* [WHAT YOU SHOULD DO] Nothing in the entries may change when you repeat them, and no images may appear.

* [SOURCE DATA]
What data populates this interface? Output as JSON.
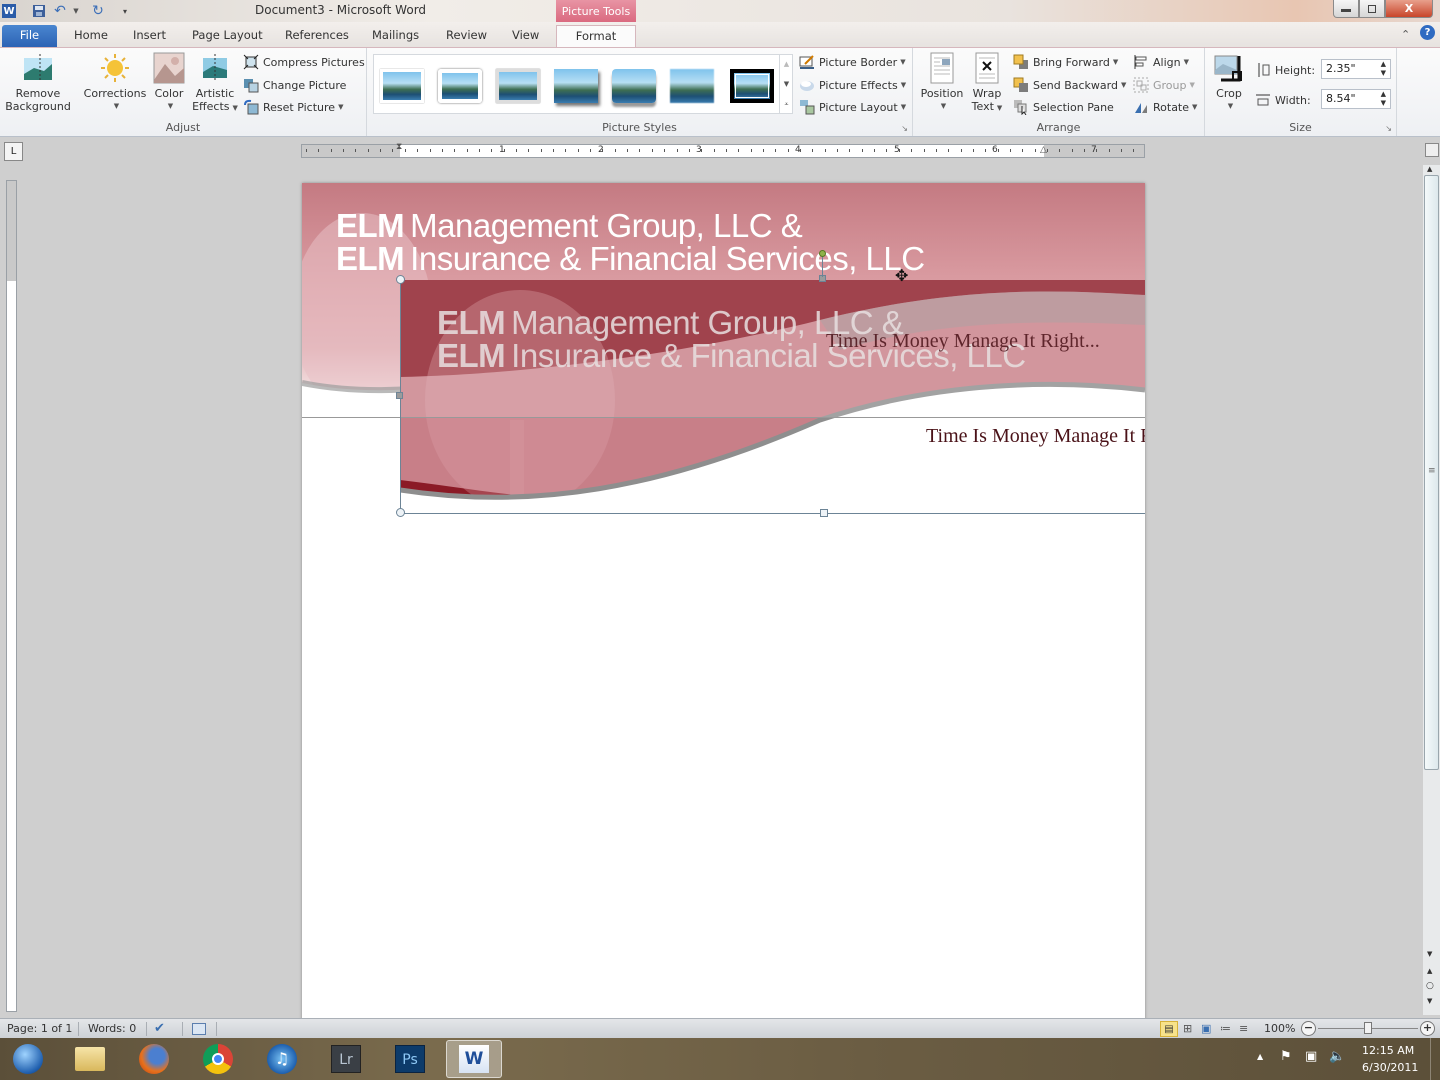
{
  "titlebar": {
    "title": "Document3 - Microsoft Word",
    "contextual_tab": "Picture Tools",
    "qat": {
      "word_icon": "word-app-icon",
      "save": "save-icon",
      "undo": "undo-icon",
      "redo": "redo-icon",
      "customize": "customize-qat-icon"
    },
    "window_buttons": {
      "minimize": "—",
      "restore": "❐",
      "close": "X"
    }
  },
  "tabs": [
    {
      "label": "File"
    },
    {
      "label": "Home"
    },
    {
      "label": "Insert"
    },
    {
      "label": "Page Layout"
    },
    {
      "label": "References"
    },
    {
      "label": "Mailings"
    },
    {
      "label": "Review"
    },
    {
      "label": "View"
    },
    {
      "label": "Format"
    }
  ],
  "ribbon": {
    "adjust": {
      "label": "Adjust",
      "remove_background": [
        "Remove",
        "Background"
      ],
      "corrections": "Corrections",
      "color": "Color",
      "artistic_effects": [
        "Artistic",
        "Effects"
      ],
      "compress_pictures": "Compress Pictures",
      "change_picture": "Change Picture",
      "reset_picture": "Reset Picture"
    },
    "picture_styles": {
      "label": "Picture Styles",
      "style_count": 7,
      "picture_border": "Picture Border",
      "picture_effects": "Picture Effects",
      "picture_layout": "Picture Layout"
    },
    "arrange": {
      "label": "Arrange",
      "position": "Position",
      "wrap_text": [
        "Wrap",
        "Text"
      ],
      "bring_forward": "Bring Forward",
      "send_backward": "Send Backward",
      "selection_pane": "Selection Pane",
      "align": "Align",
      "group": "Group",
      "rotate": "Rotate"
    },
    "size": {
      "label": "Size",
      "crop": "Crop",
      "height_label": "Height:",
      "height_value": "2.35\"",
      "width_label": "Width:",
      "width_value": "8.54\""
    }
  },
  "ruler": {
    "numbers": [
      "1",
      "1",
      "2",
      "3",
      "4",
      "5",
      "6",
      "7"
    ],
    "tab_selector": "L"
  },
  "document": {
    "header_line1_bold": "ELM",
    "header_line1": "Management Group, LLC &",
    "header_line2_bold": "ELM",
    "header_line2": "Insurance & Financial Services, LLC",
    "tagline_ghost": "Time Is Money Manage It Right...",
    "tagline": "Time Is Money Manage It R",
    "colors": {
      "maroon": "#8b1a26",
      "rose": "#c97780",
      "text_dark": "#4a1218"
    }
  },
  "statusbar": {
    "page": "Page: 1 of 1",
    "words": "Words: 0",
    "zoom": "100%",
    "zoom_fraction": 0.5
  },
  "taskbar": {
    "apps": [
      "start",
      "explorer",
      "firefox",
      "chrome",
      "itunes",
      "Lr",
      "Ps",
      "W"
    ],
    "time": "12:15 AM",
    "date": "6/30/2011"
  }
}
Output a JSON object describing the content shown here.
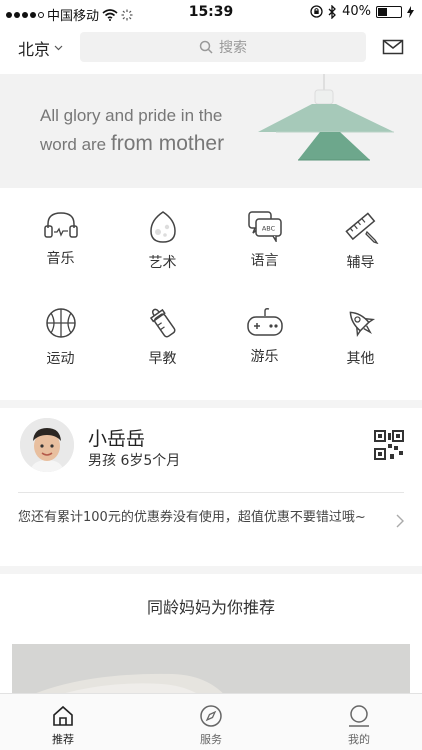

* [EXERCISE ANSWER]
What data populates this interface? Output as JSON.
{
  "titlebar": {
    "title": "Document3 - Microsoft Word",
    "contextual_tab": "Picture Tools",
    "qat": {
      "word_icon": "word-app-icon",
      "save": "save-icon",
      "undo": "undo-icon",
      "redo": "redo-icon",
      "customize": "customize-qat-icon"
    },
    "window_buttons": {
      "minimize": "—",
      "restore": "❐",
      "close": "X"
    }
  },
  "tabs": [
    {
      "label": "File"
    },
    {
      "label": "Home"
    },
    {
      "label": "Insert"
    },
    {
      "label": "Page Layout"
    },
    {
      "label": "References"
    },
    {
      "label": "Mailings"
    },
    {
      "label": "Review"
    },
    {
      "label": "View"
    },
    {
      "label": "Format"
    }
  ],
  "ribbon": {
    "adjust": {
      "label": "Adjust",
      "remove_background": [
        "Remove",
        "Background"
      ],
      "corrections": "Corrections",
      "color": "Color",
      "artistic_effects": [
        "Artistic",
        "Effects"
      ],
      "compress_pictures": "Compress Pictures",
      "change_picture": "Change Picture",
      "reset_picture": "Reset Picture"
    },
    "picture_styles": {
      "label": "Picture Styles",
      "style_count": 7,
      "picture_border": "Picture Border",
      "picture_effects": "Picture Effects",
      "picture_layout": "Picture Layout"
    },
    "arrange": {
      "label": "Arrange",
      "position": "Position",
      "wrap_text": [
        "Wrap",
        "Text"
      ],
      "bring_forward": "Bring Forward",
      "send_backward": "Send Backward",
      "selection_pane": "Selection Pane",
      "align": "Align",
      "group": "Group",
      "rotate": "Rotate"
    },
    "size": {
      "label": "Size",
      "crop": "Crop",
      "height_label": "Height:",
      "height_value": "2.35\"",
      "width_label": "Width:",
      "width_value": "8.54\""
    }
  },
  "ruler": {
    "numbers": [
      "1",
      "1",
      "2",
      "3",
      "4",
      "5",
      "6",
      "7"
    ],
    "tab_selector": "L"
  },
  "document": {
    "header_line1_bold": "ELM",
    "header_line1": "Management Group, LLC &",
    "header_line2_bold": "ELM",
    "header_line2": "Insurance & Financial Services, LLC",
    "tagline_ghost": "Time Is Money Manage It Right...",
    "tagline": "Time Is Money Manage It R",
    "colors": {
      "maroon": "#8b1a26",
      "rose": "#c97780",
      "text_dark": "#4a1218"
    }
  },
  "statusbar": {
    "page": "Page: 1 of 1",
    "words": "Words: 0",
    "zoom": "100%",
    "zoom_fraction": 0.5
  },
  "taskbar": {
    "apps": [
      "start",
      "explorer",
      "firefox",
      "chrome",
      "itunes",
      "Lr",
      "Ps",
      "W"
    ],
    "time": "12:15 AM",
    "date": "6/30/2011"
  }
}
Output a JSON object describing the content shown here.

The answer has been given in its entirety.